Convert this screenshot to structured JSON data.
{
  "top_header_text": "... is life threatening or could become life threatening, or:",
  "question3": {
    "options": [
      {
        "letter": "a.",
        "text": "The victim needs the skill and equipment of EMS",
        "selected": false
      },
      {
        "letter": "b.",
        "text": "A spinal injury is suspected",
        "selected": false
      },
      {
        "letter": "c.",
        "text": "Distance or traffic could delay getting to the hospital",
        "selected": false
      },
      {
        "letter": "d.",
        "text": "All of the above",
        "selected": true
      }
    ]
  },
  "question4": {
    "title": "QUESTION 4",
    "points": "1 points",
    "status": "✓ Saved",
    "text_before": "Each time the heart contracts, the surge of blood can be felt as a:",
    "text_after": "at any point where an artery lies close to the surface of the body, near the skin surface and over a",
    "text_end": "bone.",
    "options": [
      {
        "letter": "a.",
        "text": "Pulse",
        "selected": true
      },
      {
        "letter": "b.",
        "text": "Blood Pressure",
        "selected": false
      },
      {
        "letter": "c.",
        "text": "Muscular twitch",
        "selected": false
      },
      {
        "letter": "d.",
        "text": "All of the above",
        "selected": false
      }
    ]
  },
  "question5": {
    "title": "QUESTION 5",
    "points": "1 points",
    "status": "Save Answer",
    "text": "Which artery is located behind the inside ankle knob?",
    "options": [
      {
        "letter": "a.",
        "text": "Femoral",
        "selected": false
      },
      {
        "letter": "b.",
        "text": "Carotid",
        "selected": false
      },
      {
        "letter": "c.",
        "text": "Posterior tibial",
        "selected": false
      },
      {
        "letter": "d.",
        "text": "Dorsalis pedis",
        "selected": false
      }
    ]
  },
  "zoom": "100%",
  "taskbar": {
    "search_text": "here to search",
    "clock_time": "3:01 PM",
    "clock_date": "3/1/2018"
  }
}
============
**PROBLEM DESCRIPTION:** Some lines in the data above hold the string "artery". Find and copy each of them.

**OUTPUT OF THE EXERCISE:**
    "text_after": "at any point where an artery lies close to the surface of the body, near the skin surface and over a",
    "text": "Which artery is located behind the inside ankle knob?",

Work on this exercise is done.